Let your cosmetic imagination run wild. Envision spectacular, glowing, even holographic color effects, painted in dreamlike, indescribable shades. Here, hypothetical illusions of perfection and invisibility are mirrored by magical pigments—and FDA-approved, no less.
This last part seems to be the hang-up, which is a key lesson I learned in my interview with color expert Jane Hollenberg. I support protecting the consumer as much as anyone else, but it’s shame it took 30 years just to get Carbon Black back. And now, new sources for natural pigments are being uncovered,1, 2 which consumers would be eating up, but the cost of approving these would outweigh the benefits the cosmetics industry could reap. We would need a larger, pigment-consuming industry partner like automotive. But as Hollenberg explained to me, “the pigments they use would need to remain very stable.”
So until then, the industry has been resizing and reshaping existing pigments, layering them in new ways on new vehicles, and even devising novel applicators to fine-tune the end results. How is this working out for us? Well, as Jiménez and Guzmán Alfonso discovered, in eye-tracking experiments, the soft focus effects of sample color formulas successfully turned attention away from wrinkles. And, using L*C*h* color parameters, Kanda et al. effectively blended pigments for foundations that better match black skin tones. In fact, their approach was too successful; products looked so natural they did not provide enough coverage. Future work will find a happy medium between the two.
Ng Hui et al. focused on the vehicle rather than pigments. Here, they explore Mixture Design to optimize the wax/oil ratio of lipsticks for the best breaking point, softening point and glide.

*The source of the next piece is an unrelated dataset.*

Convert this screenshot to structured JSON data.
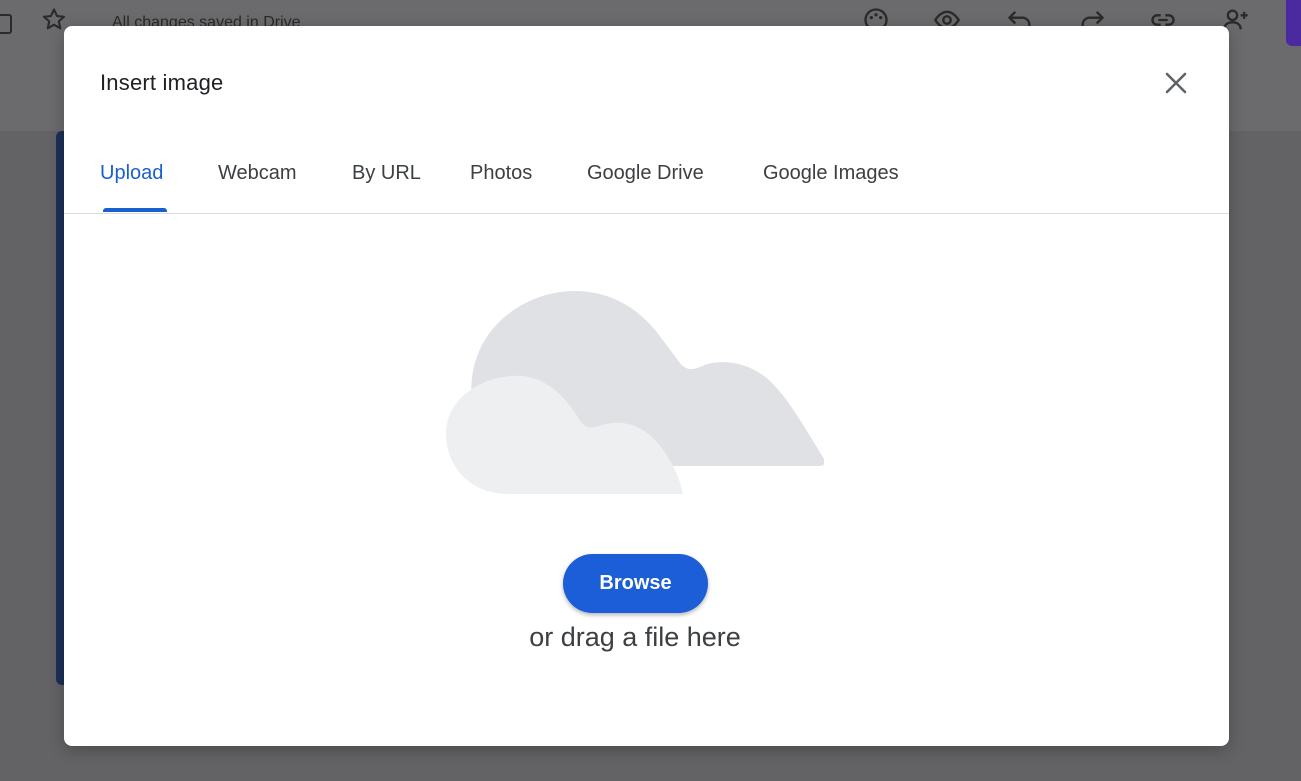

Just like the industry, this issue of Cosmetics & Toiletries brings you its best to advance color cosmetic development—within regulatory constraints. We hope it paints for you new, vivid and visionary possibilities.